Today Japan is the country with more industrial robots than any other, followed by the US. But that won’t stay the case for long. By the end of this year China will have overtaken the US, and by 2017 China will have more robots installed and working than anywhere else (according to forecasts by the IFR). China won’t be anywhere near being the most heavily roboticized economy – that is something that is measured in ‘robot density’, the number of installed machines per 10,000 human workers, and Japan has by far the greatest robot density – but that only suggests the scale of what is to come in China.

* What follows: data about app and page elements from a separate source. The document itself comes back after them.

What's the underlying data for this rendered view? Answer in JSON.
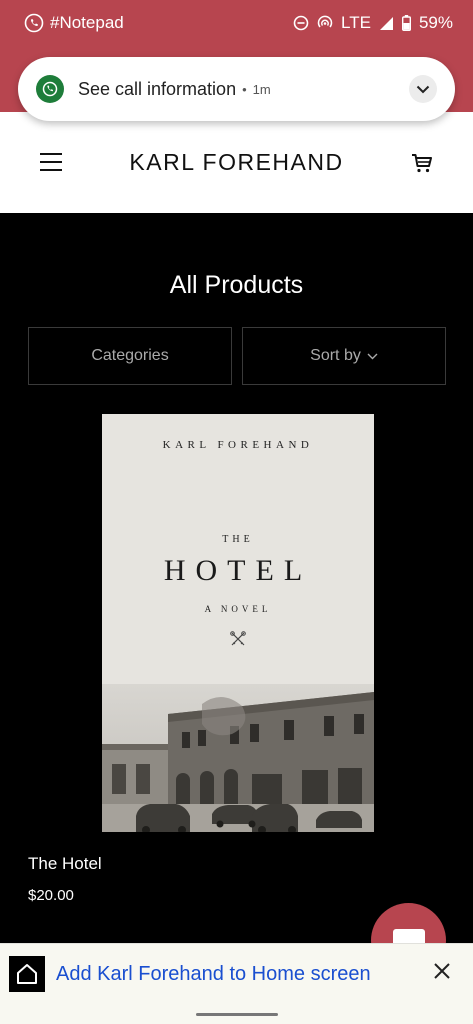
{
  "status": {
    "app_label": "#Notepad",
    "network": "LTE",
    "battery": "59%"
  },
  "notification": {
    "title": "See call information",
    "separator": "•",
    "time": "1m"
  },
  "header": {
    "brand": "KARL FOREHAND"
  },
  "main": {
    "heading": "All Products",
    "filters": {
      "categories_label": "Categories",
      "sort_label": "Sort by"
    },
    "product": {
      "cover": {
        "author": "KARL FOREHAND",
        "the": "THE",
        "title": "HOTEL",
        "subtitle": "A NOVEL"
      },
      "name": "The Hotel",
      "price": "$20.00"
    }
  },
  "add_to_home": {
    "label": "Add Karl Forehand to Home screen"
  },
  "colors": {
    "accent": "#b7454f",
    "link": "#1a4fd0",
    "background": "#000000",
    "whatsapp": "#1e7d3a"
  }
}
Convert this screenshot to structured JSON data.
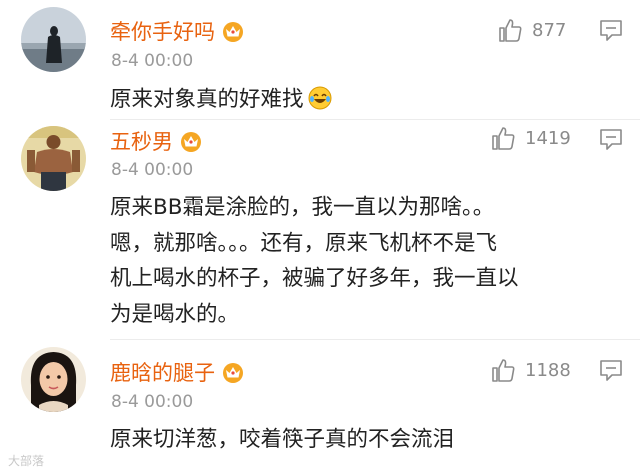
{
  "comments": [
    {
      "username": "牵你手好吗",
      "time": "8-4 00:00",
      "likes": "877",
      "lines": [
        "原来对象真的好难找"
      ],
      "emoji": "laughing-crying-emoji"
    },
    {
      "username": "五秒男",
      "time": "8-4 00:00",
      "likes": "1419",
      "lines": [
        "原来BB霜是涂脸的，我一直以为那啥。。",
        "嗯，就那啥。。。还有，原来飞机杯不是飞",
        "机上喝水的杯子，被骗了好多年，我一直以",
        "为是喝水的。"
      ]
    },
    {
      "username": "鹿晗的腿子",
      "time": "8-4 00:00",
      "likes": "1188",
      "lines": [
        "原来切洋葱，咬着筷子真的不会流泪"
      ]
    }
  ],
  "watermark": "大部落",
  "colors": {
    "username": "#e8620f",
    "time": "#9a9a9a",
    "text": "#222222",
    "icon": "#8a8a8a",
    "vip": "#f5a623"
  }
}
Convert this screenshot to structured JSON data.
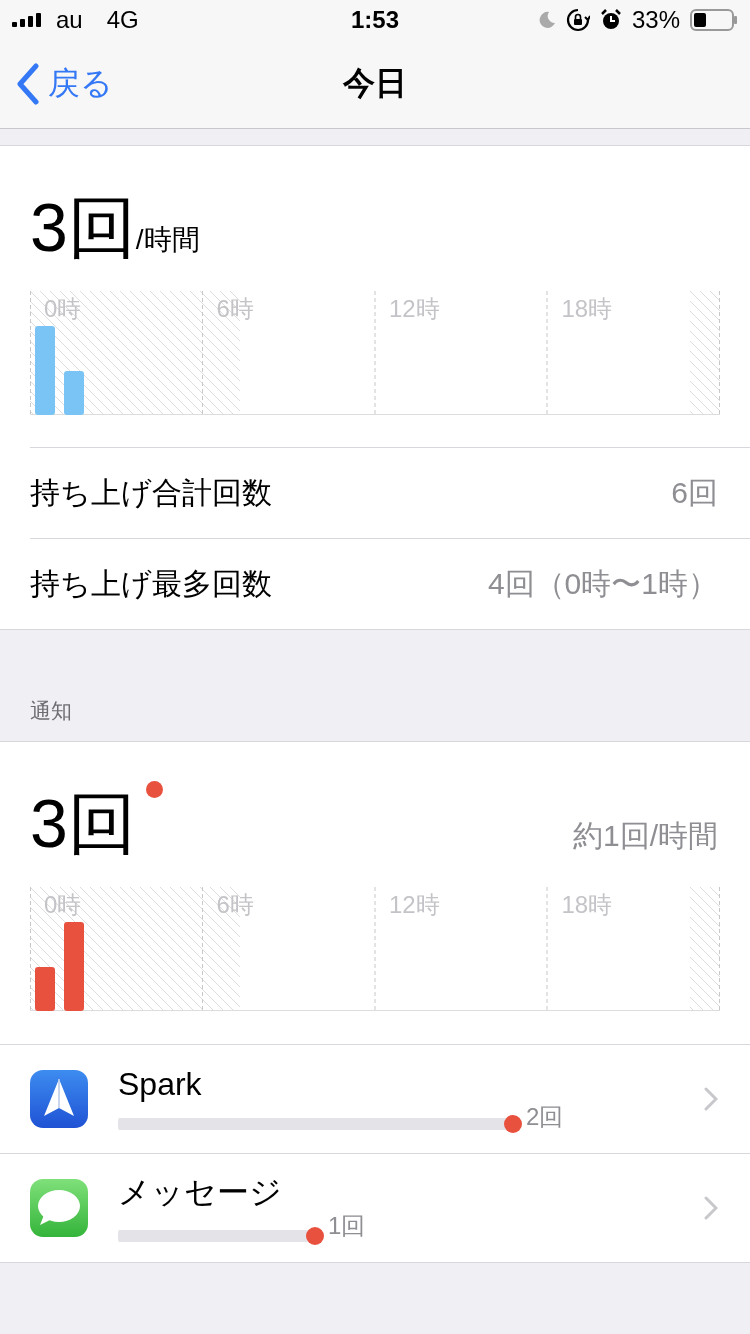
{
  "status_bar": {
    "carrier": "au",
    "network": "4G",
    "time": "1:53",
    "battery": "33%"
  },
  "nav": {
    "back": "戻る",
    "title": "今日"
  },
  "pickups": {
    "value": "3回",
    "unit": "/時間",
    "hour_labels": [
      "0時",
      "6時",
      "12時",
      "18時"
    ],
    "rows": [
      {
        "label": "持ち上げ合計回数",
        "value": "6回"
      },
      {
        "label": "持ち上げ最多回数",
        "value": "4回（0時〜1時）"
      }
    ]
  },
  "notifications": {
    "header": "通知",
    "value": "3回",
    "rate": "約1回/時間",
    "hour_labels": [
      "0時",
      "6時",
      "12時",
      "18時"
    ],
    "apps": [
      {
        "kind": "spark",
        "name": "Spark",
        "count": "2回"
      },
      {
        "kind": "messages",
        "name": "メッセージ",
        "count": "1回"
      }
    ]
  }
}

And what, you may ask, about the workers? What will happen to the working class Chinese who will be displaced by this wave of automation of the world’s supposedly communist mega-economy? Chinese companies work on a back-of-the-envelope calculation that one industrial robot must do the work of three human workers for returns to justify investment.
The answer is nothing will happen, because those ‘displaced’ workers don’t actually exist. The biggest problem Chinese manufacturers face today is an acute labour shortage. Chinese manufacturing wages have been rising at 10% or more a year for the last decade – Chinese workers are now paid on average more than five times what their Vietnamese equivalents earn – but even so an ever-smaller fraction of the Chinese labour force is willing to spend 10 hours a day assembling mobile phones or Macbooks and sleeping in a company dormitory. According to the provincial authorities in the Pearl River Delta there is currently a shortage of almost a million factory workers, a gap which it is going to take an awful lot of robots to fill.
And a lot of robots is exactly what China’s high-tech manufacturers plan to buy. A million human jobs corresponds roughly to the work that will be done by all the robots that China will install over the next five years. For the time being the world’s ‘Big Four’ robot makers (that is ABB Robotics, Kuka of Germany, plus Yaskawa and Fanuc of Japan) will be happy to fill the Chinese robot gap with their costly, high-quality and very profitable products. But that too will change: China already has over 400 companies producing some kinds of robots, some of them direct competitors with the established Big Four makers who are already being forced to cut prices on some products. Although the IFR says that China’s own robotics companies still concentrate on low-cost, low-quality products aimed at manufacturers who serve the domestic market, everything about the history of Chinese manufacturing suggests they won’t stay at the bottom of the market for long. Chinese motorcycles, cars and construction machinery are already challenging the middle market, while Chinese computers are at the leading edge of the industry. The robots are next.
Today China is experiencing the latter phase of globalisation. A society that was chronically impoverished has undergone the transformation of industrialisation in accelerated and compressed form, with all the trauma that implies. The Chinese who have emerged from that history have very different hopes and expectations to those of a generation back – their dreams extend far beyond a life on the production line. They are leaving that to the machines.
What other effects this transformation may have on China, its people and its government are hard to predict. But these are deep, even revolutionary changes, and the effects may be revolutionary too.